## What you have to do
Work through the material below and count the lines holding the word "this"; give that count and nothing more.
★ ★ ★ ★ ★ ★ ★
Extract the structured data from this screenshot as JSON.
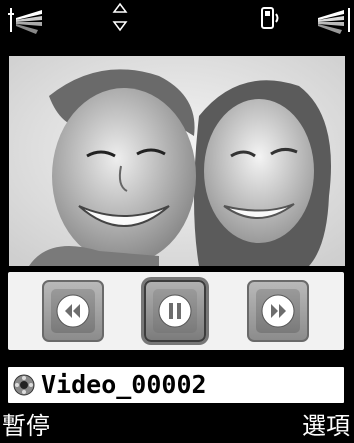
{
  "status_bar": {
    "signal_icon": "signal-strength-icon",
    "scroll_icon": "scroll-up-down-icon",
    "phone_icon": "phone-profile-icon",
    "battery_icon": "battery-level-icon"
  },
  "player": {
    "buttons": [
      {
        "icon": "rewind-icon"
      },
      {
        "icon": "pause-icon"
      },
      {
        "icon": "fast-forward-icon"
      }
    ],
    "file_icon": "video-file-icon",
    "file_name": "Video_00002"
  },
  "softkeys": {
    "left": "暫停",
    "right": "選項"
  },
  "colors": {
    "background": "#000000",
    "control_panel": "#f2f2f2",
    "button_gray": "#9a9a9a",
    "text_light": "#ffffff"
  }
}
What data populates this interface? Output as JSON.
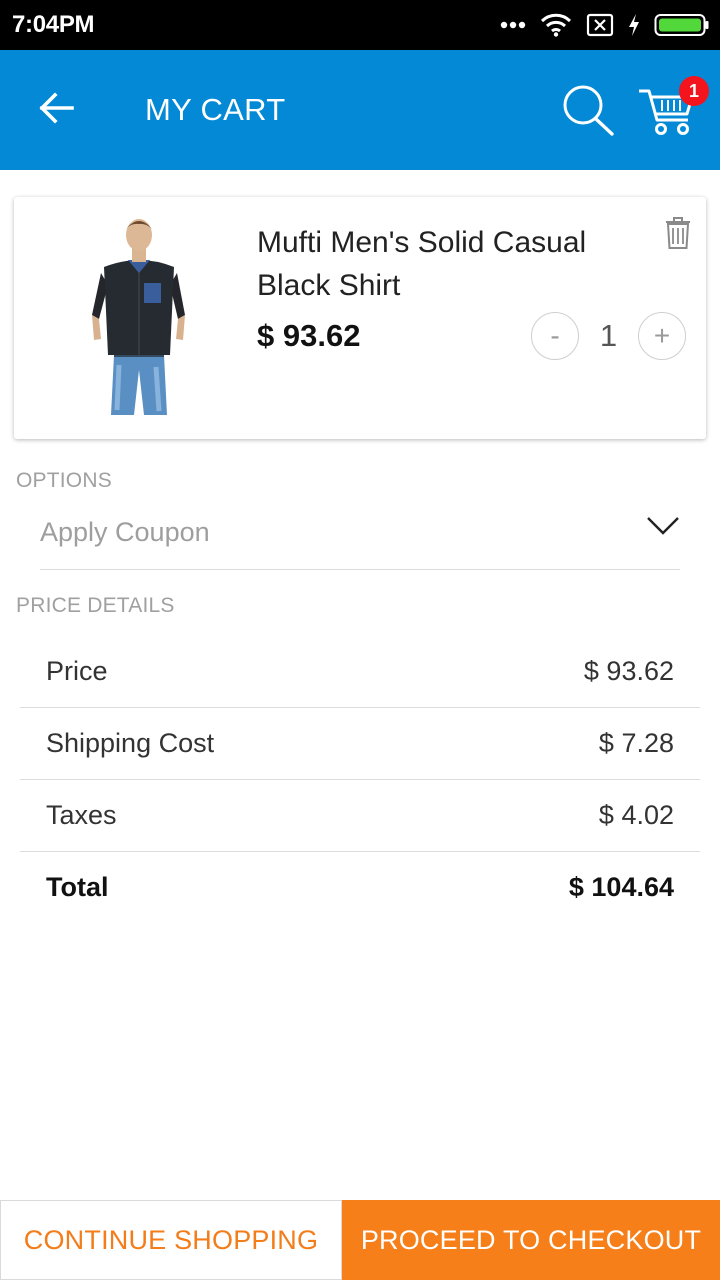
{
  "status_bar": {
    "time": "7:04PM",
    "icons": [
      "more-dots-icon",
      "wifi-icon",
      "no-sim-icon",
      "charging-icon",
      "battery-icon"
    ]
  },
  "app_bar": {
    "title": "MY CART",
    "cart_count": "1",
    "icons": [
      "back-arrow-icon",
      "search-icon",
      "shopping-cart-icon"
    ]
  },
  "cart_item": {
    "name": "Mufti Men's Solid Casual Black Shirt",
    "price": "$ 93.62",
    "quantity": "1",
    "minus_label": "-",
    "plus_label": "+",
    "image": "product-photo-man-in-black-shirt"
  },
  "options": {
    "section_label": "OPTIONS",
    "coupon_label": "Apply Coupon"
  },
  "price_details": {
    "section_label": "PRICE DETAILS",
    "rows": [
      {
        "label": "Price",
        "value": "$ 93.62"
      },
      {
        "label": "Shipping Cost",
        "value": "$ 7.28"
      },
      {
        "label": "Taxes",
        "value": "$ 4.02"
      },
      {
        "label": "Total",
        "value": "$ 104.64"
      }
    ]
  },
  "buttons": {
    "continue": "CONTINUE SHOPPING",
    "checkout": "PROCEED TO CHECKOUT"
  },
  "colors": {
    "app_bar": "#0389d6",
    "accent_orange": "#f77f19",
    "badge_red": "#f4141e"
  }
}
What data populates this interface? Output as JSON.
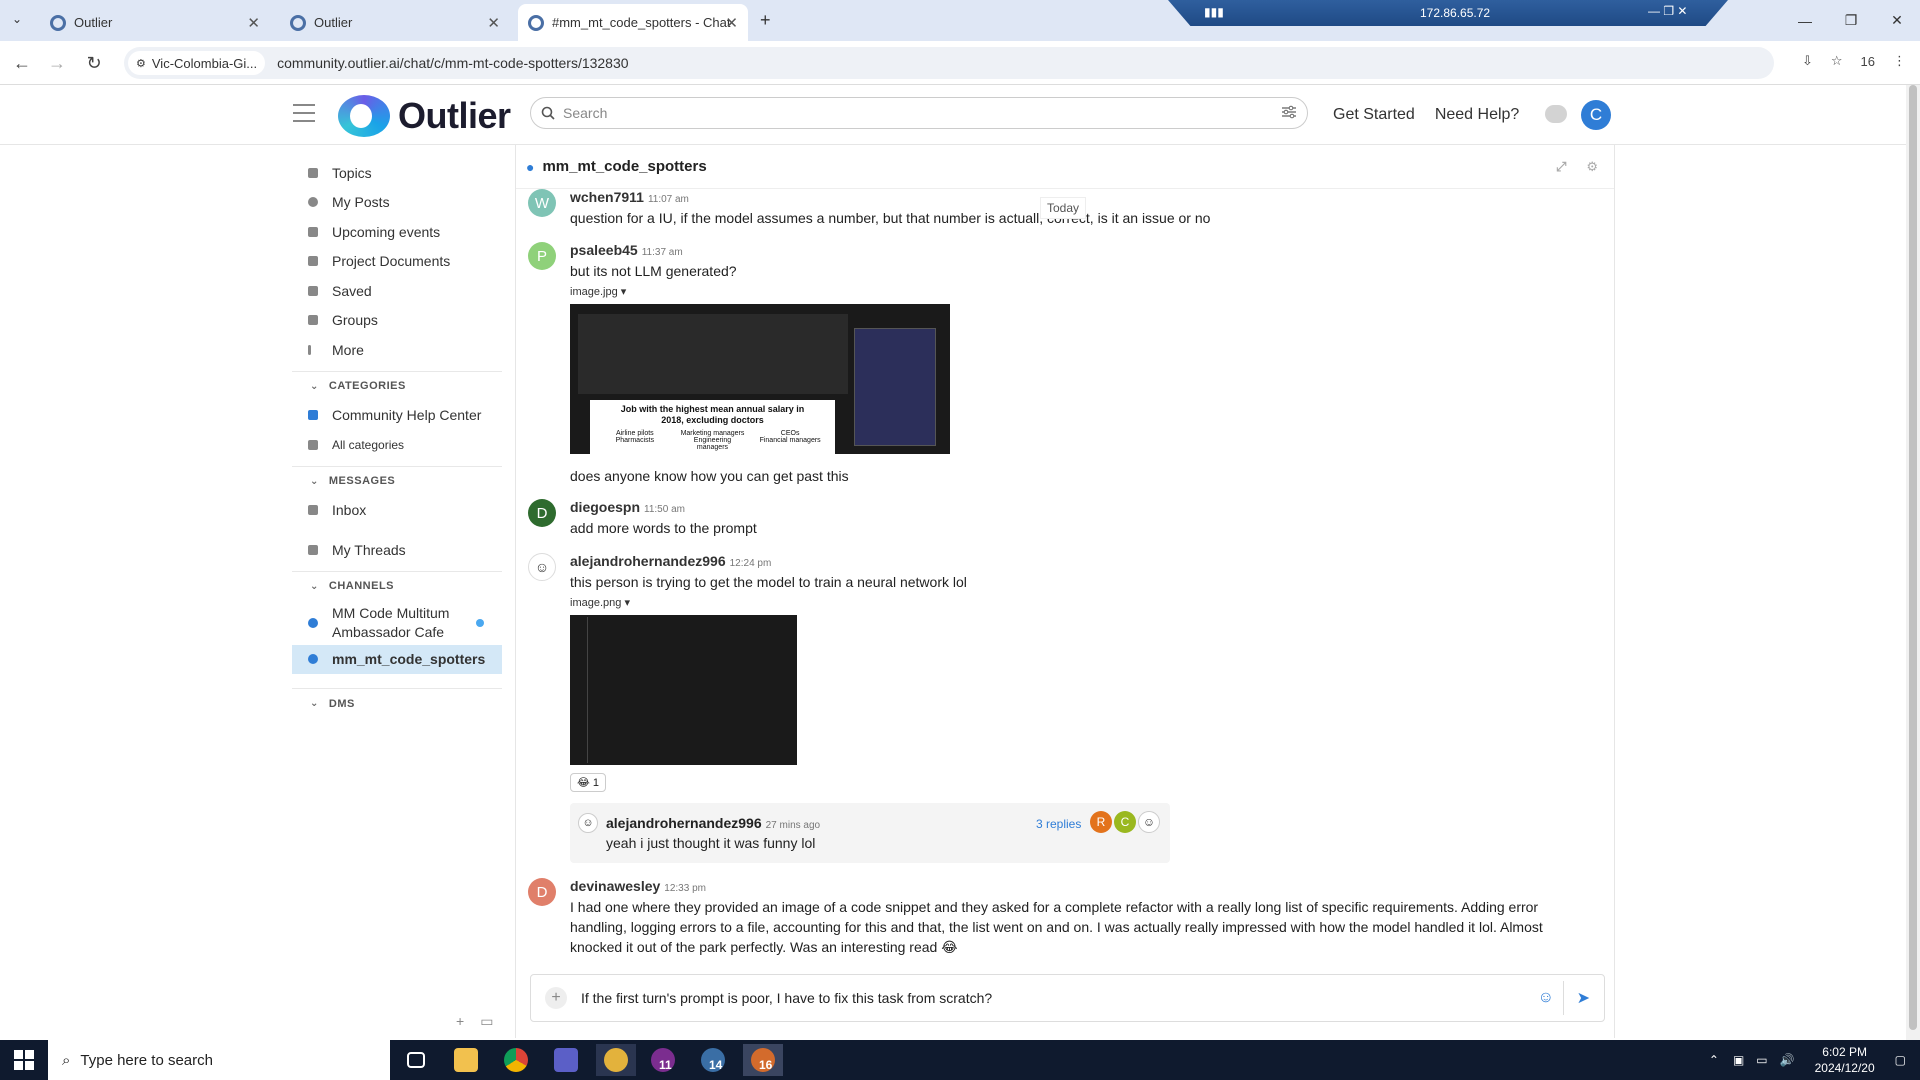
{
  "browser": {
    "tabs": [
      {
        "title": "Outlier",
        "active": false
      },
      {
        "title": "Outlier",
        "active": false
      },
      {
        "title": "#mm_mt_code_spotters - Chat",
        "active": true
      }
    ],
    "vpn_ip": "172.86.65.72",
    "site_info": "Vic-Colombia-Gi...",
    "url": "community.outlier.ai/chat/c/mm-mt-code-spotters/132830",
    "tab_count": "16"
  },
  "header": {
    "logo_text": "Outlier",
    "search_placeholder": "Search",
    "get_started": "Get Started",
    "need_help": "Need Help?",
    "avatar_initial": "C"
  },
  "sidebar": {
    "nav": [
      "Topics",
      "My Posts",
      "Upcoming events",
      "Project Documents",
      "Saved",
      "Groups",
      "More"
    ],
    "categories_title": "CATEGORIES",
    "categories": [
      "Community Help Center",
      "All categories"
    ],
    "messages_title": "MESSAGES",
    "messages": [
      "Inbox",
      "My Threads"
    ],
    "channels_title": "CHANNELS",
    "channels": [
      "MM Code Multitum Ambassador Cafe",
      "mm_mt_code_spotters"
    ],
    "dms_title": "DMS"
  },
  "chat": {
    "channel_name": "mm_mt_code_spotters",
    "today_label": "Today",
    "messages": [
      {
        "user": "wchen7911",
        "initial": "W",
        "time": "11:07 am",
        "text": "question for a IU, if the model assumes a number, but that number is actuall, correct, is it an issue or no"
      },
      {
        "user": "psaleeb45",
        "initial": "P",
        "time": "11:37 am",
        "text": "but its not LLM generated?",
        "attachment": "image.jpg",
        "after_text": "does anyone know how you can get past this"
      },
      {
        "user": "diegoespn",
        "initial": "D",
        "time": "11:50 am",
        "text": "add more words to the prompt"
      },
      {
        "user": "alejandrohernandez996",
        "time": "12:24 pm",
        "text": "this person is trying to get the model to train a neural network lol",
        "attachment": "image.png",
        "reaction_count": "1"
      },
      {
        "user": "devinawesley",
        "initial": "D",
        "time": "12:33 pm",
        "text": "I had one where they provided an image of a code snippet and they asked for a complete refactor with a really long list of specific requirements. Adding error handling, logging errors to a file, accounting for this and that, the list went on and on. I was actually really impressed with how the model handled it lol. Almost knocked it out of the park perfectly. Was an interesting read"
      }
    ],
    "thread": {
      "user": "alejandrohernandez996",
      "time": "27 mins ago",
      "text": "yeah i just thought it was funny lol",
      "replies": "3 replies",
      "reply_avatars": [
        "R",
        "C"
      ]
    },
    "embedded_image": {
      "chart_title": "Job with the highest mean annual salary in 2018, excluding doctors",
      "legend": [
        "Airline pilots",
        "Marketing managers",
        "CEOs",
        "Pharmacists",
        "Engineering managers",
        "Financial managers"
      ]
    },
    "composer_text": "If the first turn's prompt is poor, I have to fix this task from scratch?"
  },
  "taskbar": {
    "search_placeholder": "Type here to search",
    "badges": [
      "11",
      "14",
      "16"
    ],
    "time": "6:02 PM",
    "date": "2024/12/20"
  },
  "colors": {
    "accent": "#2f7dd6",
    "avatar_w": "#7fc4b5",
    "avatar_p": "#8fd17a",
    "avatar_d_green": "#2e6b2e",
    "avatar_d_red": "#e07f6a"
  }
}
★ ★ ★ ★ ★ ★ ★
## Written solution
7